Claudio Sanchez of NPR hosts a stunning five part series on America’s dropout crisis. Latinos have the highest dropout rate in the United States (47%) followed by African-Americans (43%), Whites, and Asian-Americans. The series examines not only the long-term career consequences of dropping out but the economic losses associated with not educating our communities of color. Worth a watch when you have some time. Overview is below.
The National Employment Law Project released a report outlining what types of jobs (by wage) were lost during the Great Recession. According to the report, most of the jobs coming back during this slow recovery have been concentrated in the low wage category. Mid to higher wage jobs have not returned as quickly.
Guess where many Latino jobs
are were concentrated? Yup.
And while many Latinos have found work in the recovering lower wage category, these jobs don’t drive economic growth – or provide a bright future for a growing community.
Why assure that we as a country develop ALL our avaiable workforce? This graphic says it all (h/t Lumni USA)
PEW Hispanic Research just came out with a report that examines the impact of the “Great Recession” on the economic vitality of Latinos. Net worth for Latinos fell 66% – mostly related to home losses. Without a doubt, Latinos (and other minorities) were hit the hardest by the last recession. When it comes to employment numbers, the Latino workforce was impacted significantly:
Job losses were higher for Hispanic and black workers than for whites. The Hispanic unemployment rate (nonseasonally adjusted) increased from 5.9% in the fourth quarter of 2007 to 12.6% in the fourth quarter of 2009. The black unemployment rate increased from 8.6% to 15.6%. The increase in the unemployment rate for whites was much less, from 3.7% to 8.0%.
Immigration is an economic nexus that provides organizations with talent in key industries. Aside from intellectual muscle, immigration also instills cultural and artistic life into our country. Countless studies, reports, and think tanks forewarn a workforce shortage if we don’t fix our immigration system. Yet, many still don’t see it this way. A recent Gallup poll measures American attitudes toward immigration and categorizes these attitudes by age and educational level. Note anything interesting?
Georgia (and other Southern states for that matter) is dealing with farm labor shortages because of recent immigration policies. The L.A. Times shares the story of Don Pedro and his efforts to help find farm workers – many of who have already fled the state. Meanwhile, the Georgia Department of Agriculture reports farmers needed to fill more than 11,000 positions this year. Solution:
Meanwhile, Gov. Nathan Deal would announce that Georgia was considering a new solution to the labor shortage. Perhaps the work could be done by unemployed probationers.
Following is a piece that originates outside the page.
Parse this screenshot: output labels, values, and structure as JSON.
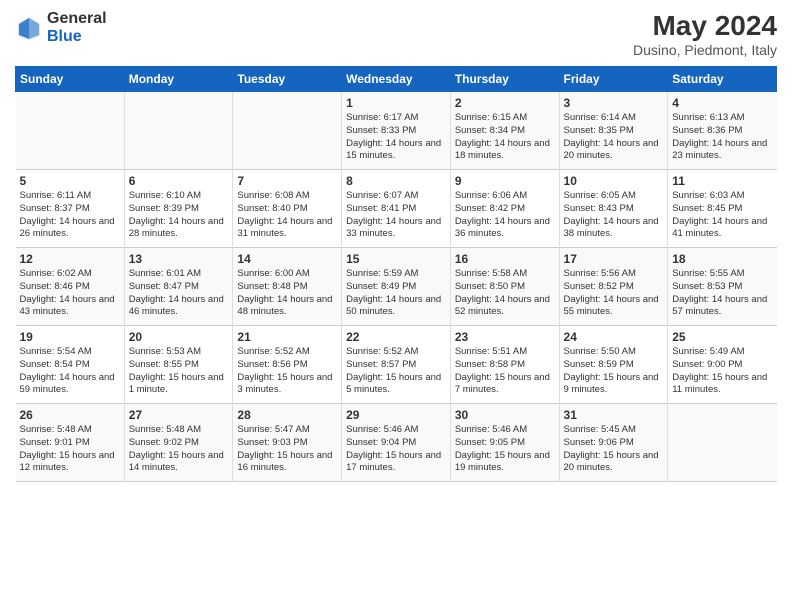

Yeah, that’ll work.
CNN-Money shares a simple but telling graphic regarding the increase cost of a college education and median income. According to the article “…if incomes had kept up with surging college costs, the typical American would be earning $77,000 a year. But in reality, it’s nowhere near that.”
This is particularly disheartening for low-income students – they’re literally getting priced out of college. I understand the rising costs are caused by numerous factors including budget cuts, infrastructure, salaries, etc. However, for whatever the reasons, the fewer people have access to higher education the more our workforce will suffer.
A cool report by Georgetown University, “What’s it Worth? The Economic Value of College Majors”, just came out and is filled with interesting salary data. The report is based on Census data and found that majors are segregated by race and gender.
Field of study obviously impacts long-term earnings of college graduates with science and technology majors earning more than social science and humanities majors. Another key finding is not a surprise: women’s wages are lower than those of men. The same can be said of other minorities including Latinos:
Hispanics earn the most with a major in Mechanical Engineering ($70,000 median). However, the median for Hispanics is$13,000 less than the median for Whites with the same major.
Hispanics earn the least in Theology and Religious Vocation majors with median earnings of $30,000, which is less than the White and African-American medians in this field.
The New York Times has an excellent piece regarding the emergence of multi-racial students.
…the number of applicants who identify themselves as multiracial has mushroomed, adding another layer of anxiety, soul- (and family-tree-) searching and even gamesmanship to the process. The new options have forced colleges to confront thorny questions, including how to account for various racial mixes in seeking diversity on campus…
While focused on colleges, the article is also relevant to businesses, non-profits, or anyone interested in knowing what the future workforce will resemble. Organizations will gain from some awareness of how the needs of multiracial individuals might be distinct from those who self-identify as a “single race.” This type of awareness can help leaders to change organizational cultures and to help them in serving an increasing population of people.
Ouch. Ronald Brownstein describes the situation for the class of 2011. Money quote:
Students now finishing their schooling—the class of 2011—are confronting a youth unemployment rate above 17 percent. The problem is compounding itself as those collecting high school or college degrees jostle for jobs with recent graduates still lacking steady work. “The biggest problem they face is, they are still competing with the class of 2010, 2009, and 2008…”